Lottery is a popular activity that generates billions of dollars every year. Some players dream of a better life and believe that the lottery is their answer to financial freedom. However, the odds of winning are very low. If you want to increase your chances of winning, buy more tickets. This will not guarantee that you will win, but it will improve your odds of keeping the jackpot if you do win. Also, avoid playing numbers that have sentimental value to you or your family members.

Many people spend years and thousands of dollars on lottery tickets, but never win. They have a vague hope that someone will win, and this is the only reason they keep on playing. But is this really rational? This article looks at the economics of lottery and shows why it isn’t.

A lottery is a type of competition in which tokens are distributed or sold, and the winners are chosen by random selection. It is sometimes used to finance private and public projects, such as roads, canals, railways, colleges, and churches. Lotteries have been in use in the United States since colonial times.

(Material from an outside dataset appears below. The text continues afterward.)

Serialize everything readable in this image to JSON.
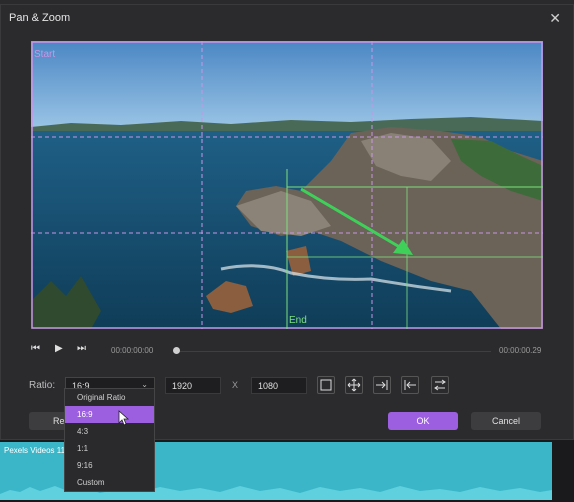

While lottery plays aren’t usually a great way to win big money, they can still provide a large amount of entertainment. Some players play for a lifetime of luxury, from their dream home to a private jet and a yacht. Others are able to quit their jobs and spend their lives traveling the world with their family or friends.